Mr. Van Kirk has an engaging, magnetic personality and his relaxed delivery of this monumental event in World History was profound and unforgettable. He began his talk describing the formation of the 509th Composite Group, formed for secrecy, explaining that a composite group is totally self-sufficient and that the 509th was the composite group formed to train for the atomic mission. After, he explained how the members met with the scientists developing the bomb. The scientists told the crews that they thought they would will be “okay if they were 9 miles away from the bomb when it detonated;” so “nine miles” became the magic number — a number, that at the time, the B-29 was not fast enough to achieve. To achieve the necessary distance, Paul Tibbets, the Enola Gay’s pilot, had the planes stripped down of all unnecessary armament and guns making the modified B-29 6,000 pounds lighter and able to achieve the magic number. Additionally, the pilots were trained to make a 155 degree sharp turn, which created a terrific G-force, upon dropping the bomb to get the proper distance between the plane and the bomb.
On Aug. 5, the Enola Gay crew was briefed and told that the scientists truly did not know what would happen when they dropped the bomb. In fact, the reality was that it might blow up the plane. And then they were told to “go get some sleep.” Dutch said he stayed up all night in a poker game with Tom Ferebee, the Enola Gay’s bombardier, and Paul Tibbets. He remembered having pineapple fritters for breakfast the next morning because he hated them and Paul Tibbets loved them.
The Enola Gay crew left at 2:45 a.m., and the mission took approximately 13 hours. The planned time to drop the bomb was 9:15 a.m., and the bomb was dropped 17 seconds “late.” The mission to Hiroshima was the perfect mission. Everything went exactly according to plan. As Mr. Van Kirk matter of factly put it, “I don’t know any way to fight a war without killing people.” 6,000 people a day were being killed including Americans, Chinese, Japanese and POW’s. There was not a GI in the Pacific then who would say we shouldn’t have dropped the bomb. They were going to have to invade Japan and the losses ours and theirs, would have been so much worse than what was suffered after the bomb was dropped. And interestingly, even after the first bomb was released, the Japanese belief that the Americans had only one bomb because of the difficulty of making uranium 235 necessitated the dropping the second bomb, a plutonium bomb, to force the surrender.

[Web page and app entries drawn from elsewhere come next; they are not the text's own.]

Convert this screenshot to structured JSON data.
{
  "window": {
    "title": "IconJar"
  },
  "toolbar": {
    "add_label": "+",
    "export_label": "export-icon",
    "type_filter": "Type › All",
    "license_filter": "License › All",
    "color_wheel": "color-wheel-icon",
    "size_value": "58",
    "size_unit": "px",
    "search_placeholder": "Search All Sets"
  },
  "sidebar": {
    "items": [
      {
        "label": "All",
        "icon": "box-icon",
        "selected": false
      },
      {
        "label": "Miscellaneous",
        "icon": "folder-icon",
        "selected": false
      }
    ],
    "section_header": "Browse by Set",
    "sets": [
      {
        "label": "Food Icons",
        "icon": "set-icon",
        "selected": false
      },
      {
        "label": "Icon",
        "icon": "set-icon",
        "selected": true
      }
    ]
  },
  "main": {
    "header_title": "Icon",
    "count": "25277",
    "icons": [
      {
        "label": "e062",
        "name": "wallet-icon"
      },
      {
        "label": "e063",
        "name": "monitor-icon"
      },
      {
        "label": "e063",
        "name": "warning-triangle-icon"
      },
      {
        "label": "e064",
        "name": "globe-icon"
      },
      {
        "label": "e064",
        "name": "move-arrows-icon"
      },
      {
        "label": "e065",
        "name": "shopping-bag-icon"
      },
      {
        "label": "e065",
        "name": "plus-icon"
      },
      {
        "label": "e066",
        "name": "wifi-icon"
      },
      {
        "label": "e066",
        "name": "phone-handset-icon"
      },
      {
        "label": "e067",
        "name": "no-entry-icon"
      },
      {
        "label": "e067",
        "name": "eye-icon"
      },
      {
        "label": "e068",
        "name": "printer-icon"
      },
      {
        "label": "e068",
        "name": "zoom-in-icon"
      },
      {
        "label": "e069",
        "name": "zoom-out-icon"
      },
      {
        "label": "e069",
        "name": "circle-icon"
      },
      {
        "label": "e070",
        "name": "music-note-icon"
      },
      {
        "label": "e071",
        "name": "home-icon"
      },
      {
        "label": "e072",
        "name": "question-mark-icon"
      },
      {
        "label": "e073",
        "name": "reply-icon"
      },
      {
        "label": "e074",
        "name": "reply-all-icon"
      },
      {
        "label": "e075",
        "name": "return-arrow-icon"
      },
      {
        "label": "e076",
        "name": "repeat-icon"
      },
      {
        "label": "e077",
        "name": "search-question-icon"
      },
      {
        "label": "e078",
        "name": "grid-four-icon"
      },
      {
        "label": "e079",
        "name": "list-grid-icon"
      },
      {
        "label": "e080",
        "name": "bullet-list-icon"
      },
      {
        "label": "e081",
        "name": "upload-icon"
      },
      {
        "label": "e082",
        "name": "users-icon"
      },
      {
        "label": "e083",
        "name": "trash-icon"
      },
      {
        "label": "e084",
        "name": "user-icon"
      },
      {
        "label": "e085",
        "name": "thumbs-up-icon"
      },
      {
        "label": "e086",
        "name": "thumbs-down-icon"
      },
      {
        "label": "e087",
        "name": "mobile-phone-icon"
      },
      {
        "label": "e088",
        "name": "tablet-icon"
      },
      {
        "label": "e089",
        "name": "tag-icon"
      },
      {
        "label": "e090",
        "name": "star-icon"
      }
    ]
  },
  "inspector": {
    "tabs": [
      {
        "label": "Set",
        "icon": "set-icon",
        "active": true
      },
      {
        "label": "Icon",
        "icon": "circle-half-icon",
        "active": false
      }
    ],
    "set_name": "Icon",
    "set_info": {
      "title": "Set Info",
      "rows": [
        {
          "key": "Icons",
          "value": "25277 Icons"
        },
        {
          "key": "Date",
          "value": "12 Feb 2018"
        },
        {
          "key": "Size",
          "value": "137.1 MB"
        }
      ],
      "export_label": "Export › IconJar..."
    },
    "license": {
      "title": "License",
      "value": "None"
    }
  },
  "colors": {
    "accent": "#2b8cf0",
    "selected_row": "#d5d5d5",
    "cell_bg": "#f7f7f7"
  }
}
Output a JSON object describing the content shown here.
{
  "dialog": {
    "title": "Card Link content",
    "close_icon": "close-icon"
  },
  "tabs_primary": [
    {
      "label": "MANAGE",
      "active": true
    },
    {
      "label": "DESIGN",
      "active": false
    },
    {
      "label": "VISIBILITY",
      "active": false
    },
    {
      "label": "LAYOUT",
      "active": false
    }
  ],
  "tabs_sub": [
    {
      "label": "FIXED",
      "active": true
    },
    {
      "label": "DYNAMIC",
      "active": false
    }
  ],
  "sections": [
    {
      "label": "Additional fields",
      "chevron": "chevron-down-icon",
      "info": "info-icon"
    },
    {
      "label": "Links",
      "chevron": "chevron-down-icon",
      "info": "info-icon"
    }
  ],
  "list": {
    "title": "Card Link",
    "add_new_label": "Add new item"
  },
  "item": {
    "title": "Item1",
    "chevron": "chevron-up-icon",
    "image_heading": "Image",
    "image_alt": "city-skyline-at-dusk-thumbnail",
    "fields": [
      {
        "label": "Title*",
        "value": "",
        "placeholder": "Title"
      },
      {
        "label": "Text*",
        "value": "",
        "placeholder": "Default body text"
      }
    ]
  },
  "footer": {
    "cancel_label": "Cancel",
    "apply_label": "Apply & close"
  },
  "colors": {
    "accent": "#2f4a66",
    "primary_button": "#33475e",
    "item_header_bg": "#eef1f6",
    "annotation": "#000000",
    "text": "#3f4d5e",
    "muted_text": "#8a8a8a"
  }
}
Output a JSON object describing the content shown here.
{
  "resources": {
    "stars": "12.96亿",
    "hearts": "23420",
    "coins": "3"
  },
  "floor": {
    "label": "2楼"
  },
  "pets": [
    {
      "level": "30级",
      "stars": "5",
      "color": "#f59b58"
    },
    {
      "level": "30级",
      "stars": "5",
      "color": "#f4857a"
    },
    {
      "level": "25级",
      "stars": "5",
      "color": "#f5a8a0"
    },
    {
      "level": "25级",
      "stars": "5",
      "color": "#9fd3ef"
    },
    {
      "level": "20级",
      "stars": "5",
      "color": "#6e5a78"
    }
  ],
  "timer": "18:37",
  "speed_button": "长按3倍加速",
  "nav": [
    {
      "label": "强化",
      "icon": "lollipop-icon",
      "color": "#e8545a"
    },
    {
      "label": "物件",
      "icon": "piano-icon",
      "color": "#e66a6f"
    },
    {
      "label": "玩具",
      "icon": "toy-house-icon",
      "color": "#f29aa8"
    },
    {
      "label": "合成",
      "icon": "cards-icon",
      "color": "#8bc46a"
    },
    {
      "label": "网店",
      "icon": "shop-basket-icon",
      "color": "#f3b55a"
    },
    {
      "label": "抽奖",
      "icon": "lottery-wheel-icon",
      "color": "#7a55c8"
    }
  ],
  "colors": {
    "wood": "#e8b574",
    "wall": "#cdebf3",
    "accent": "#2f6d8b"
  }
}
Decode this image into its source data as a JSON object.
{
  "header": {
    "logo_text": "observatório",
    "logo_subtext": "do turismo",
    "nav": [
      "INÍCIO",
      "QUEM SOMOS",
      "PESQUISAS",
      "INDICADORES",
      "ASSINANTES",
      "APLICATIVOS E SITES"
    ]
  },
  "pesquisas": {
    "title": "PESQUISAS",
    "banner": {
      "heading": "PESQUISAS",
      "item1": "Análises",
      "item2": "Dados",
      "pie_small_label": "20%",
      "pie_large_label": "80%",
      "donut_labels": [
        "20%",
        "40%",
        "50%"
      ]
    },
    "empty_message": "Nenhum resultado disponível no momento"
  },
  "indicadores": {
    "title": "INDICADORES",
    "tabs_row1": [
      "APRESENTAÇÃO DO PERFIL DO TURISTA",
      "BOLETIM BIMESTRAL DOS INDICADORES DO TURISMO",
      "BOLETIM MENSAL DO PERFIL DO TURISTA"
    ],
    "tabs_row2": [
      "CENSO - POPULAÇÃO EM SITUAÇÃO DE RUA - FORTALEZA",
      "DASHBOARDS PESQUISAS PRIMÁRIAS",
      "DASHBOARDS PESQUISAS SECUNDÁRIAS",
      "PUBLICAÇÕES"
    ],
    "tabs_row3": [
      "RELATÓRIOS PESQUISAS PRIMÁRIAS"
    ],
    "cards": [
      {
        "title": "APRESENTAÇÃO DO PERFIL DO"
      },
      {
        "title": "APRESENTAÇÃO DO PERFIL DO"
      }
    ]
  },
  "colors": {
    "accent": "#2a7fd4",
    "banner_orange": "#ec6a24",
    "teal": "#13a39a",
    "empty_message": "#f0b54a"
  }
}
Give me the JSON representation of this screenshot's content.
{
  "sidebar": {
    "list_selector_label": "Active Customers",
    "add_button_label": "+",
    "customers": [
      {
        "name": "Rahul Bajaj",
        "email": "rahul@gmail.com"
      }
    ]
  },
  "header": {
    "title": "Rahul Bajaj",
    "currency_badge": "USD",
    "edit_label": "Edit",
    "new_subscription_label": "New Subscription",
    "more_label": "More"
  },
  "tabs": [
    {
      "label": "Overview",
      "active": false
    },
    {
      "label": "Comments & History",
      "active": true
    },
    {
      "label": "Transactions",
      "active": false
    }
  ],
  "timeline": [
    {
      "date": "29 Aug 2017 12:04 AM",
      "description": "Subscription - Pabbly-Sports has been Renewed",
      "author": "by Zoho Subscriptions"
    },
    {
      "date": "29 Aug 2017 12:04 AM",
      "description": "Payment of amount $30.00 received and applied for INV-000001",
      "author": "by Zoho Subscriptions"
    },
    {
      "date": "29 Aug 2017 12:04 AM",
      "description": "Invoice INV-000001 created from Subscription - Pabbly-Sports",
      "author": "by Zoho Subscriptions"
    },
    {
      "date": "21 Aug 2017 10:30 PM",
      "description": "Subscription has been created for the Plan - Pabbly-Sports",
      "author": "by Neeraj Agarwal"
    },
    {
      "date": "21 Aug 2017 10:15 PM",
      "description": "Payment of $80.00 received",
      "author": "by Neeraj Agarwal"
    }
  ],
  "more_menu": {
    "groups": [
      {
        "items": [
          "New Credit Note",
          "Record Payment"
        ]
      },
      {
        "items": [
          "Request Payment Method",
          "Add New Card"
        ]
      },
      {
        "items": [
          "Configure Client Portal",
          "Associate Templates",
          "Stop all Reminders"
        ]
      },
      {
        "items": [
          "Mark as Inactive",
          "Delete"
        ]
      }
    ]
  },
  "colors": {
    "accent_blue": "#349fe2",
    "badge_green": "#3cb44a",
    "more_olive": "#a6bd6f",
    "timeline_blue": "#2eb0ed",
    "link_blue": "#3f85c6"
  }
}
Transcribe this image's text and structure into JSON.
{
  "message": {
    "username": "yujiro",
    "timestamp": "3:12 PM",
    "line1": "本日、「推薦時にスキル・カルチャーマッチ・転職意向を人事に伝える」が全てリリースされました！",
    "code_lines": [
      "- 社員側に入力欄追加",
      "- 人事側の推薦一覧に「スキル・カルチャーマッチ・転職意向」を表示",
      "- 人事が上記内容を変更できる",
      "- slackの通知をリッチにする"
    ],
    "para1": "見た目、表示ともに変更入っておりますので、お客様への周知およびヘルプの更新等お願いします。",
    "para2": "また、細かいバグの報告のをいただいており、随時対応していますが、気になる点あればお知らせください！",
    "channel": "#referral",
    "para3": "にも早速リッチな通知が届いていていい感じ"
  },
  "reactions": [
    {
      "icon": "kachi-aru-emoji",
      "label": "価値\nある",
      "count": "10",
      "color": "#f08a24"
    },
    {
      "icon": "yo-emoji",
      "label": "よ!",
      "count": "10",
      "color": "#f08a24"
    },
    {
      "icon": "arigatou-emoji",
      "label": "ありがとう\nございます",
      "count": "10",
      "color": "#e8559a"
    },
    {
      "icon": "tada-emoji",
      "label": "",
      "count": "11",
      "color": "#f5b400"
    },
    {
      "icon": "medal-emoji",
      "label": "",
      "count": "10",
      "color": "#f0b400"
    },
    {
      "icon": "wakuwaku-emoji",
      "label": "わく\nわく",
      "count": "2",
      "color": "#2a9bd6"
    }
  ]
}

The audience was spellbound by the first-person account of the training of the crews and execution of the historic dropping of the first atomic bomb which brought an end to the 2nd World War. After a question and answer session, Van Kirk returned to the Museum and signed vintage photographs and books well into the evening, and at 4:00 Captain Joe Fagundes performed a fly over in his vintage WWII airplane complete with stunts and a smoke trail.
LaGrange experienced an unforgettable day of learning and sharing. The sense of community was tremendous. The man who navigated the “perfect mission” gave LaGrange “the perfect day.”
Our congratulations to Isabelle and our love and gratitude not only to our company Veterans, but to Veterans and active Armed Service Members everywhere.